(Data entries)
■ ■ ■ ■
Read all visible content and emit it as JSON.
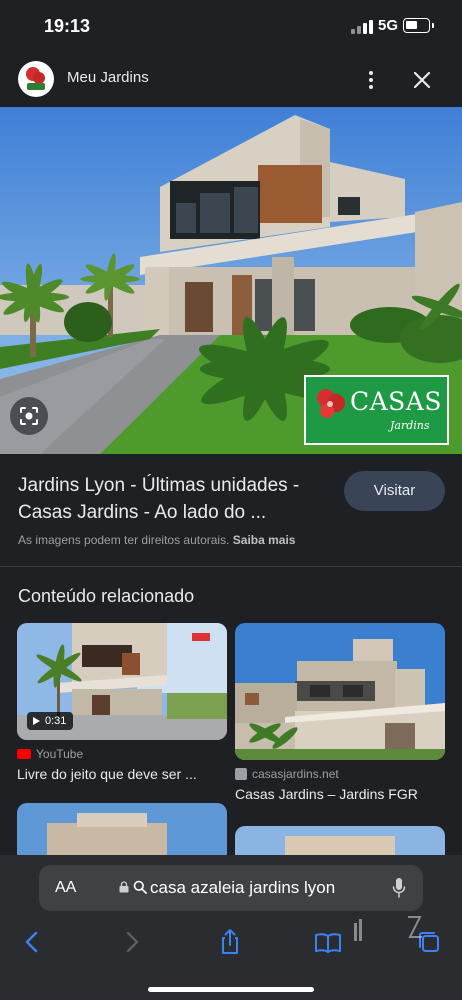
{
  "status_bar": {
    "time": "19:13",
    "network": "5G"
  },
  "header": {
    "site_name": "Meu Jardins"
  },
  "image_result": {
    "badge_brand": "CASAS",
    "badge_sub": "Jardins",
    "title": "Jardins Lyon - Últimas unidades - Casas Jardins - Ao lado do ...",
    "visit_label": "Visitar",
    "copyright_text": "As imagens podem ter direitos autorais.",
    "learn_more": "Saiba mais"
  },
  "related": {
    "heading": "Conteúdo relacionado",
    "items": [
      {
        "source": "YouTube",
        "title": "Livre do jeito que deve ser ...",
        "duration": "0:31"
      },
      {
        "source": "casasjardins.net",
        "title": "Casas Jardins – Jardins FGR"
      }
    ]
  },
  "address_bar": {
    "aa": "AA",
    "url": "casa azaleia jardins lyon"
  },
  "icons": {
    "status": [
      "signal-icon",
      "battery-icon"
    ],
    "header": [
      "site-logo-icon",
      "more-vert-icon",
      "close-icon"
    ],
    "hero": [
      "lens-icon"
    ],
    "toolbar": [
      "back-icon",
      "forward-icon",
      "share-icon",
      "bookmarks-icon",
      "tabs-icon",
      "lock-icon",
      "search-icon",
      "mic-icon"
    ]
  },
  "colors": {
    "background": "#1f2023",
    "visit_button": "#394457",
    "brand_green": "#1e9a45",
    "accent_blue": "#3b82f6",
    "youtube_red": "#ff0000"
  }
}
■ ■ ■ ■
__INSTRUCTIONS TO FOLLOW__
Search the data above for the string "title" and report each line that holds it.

__WRITTEN ANSWER__
    "title": "Jardins Lyon - Últimas unidades - Casas Jardins - Ao lado do ...",
        "title": "Livre do jeito que deve ser ...",
        "title": "Casas Jardins – Jardins FGR"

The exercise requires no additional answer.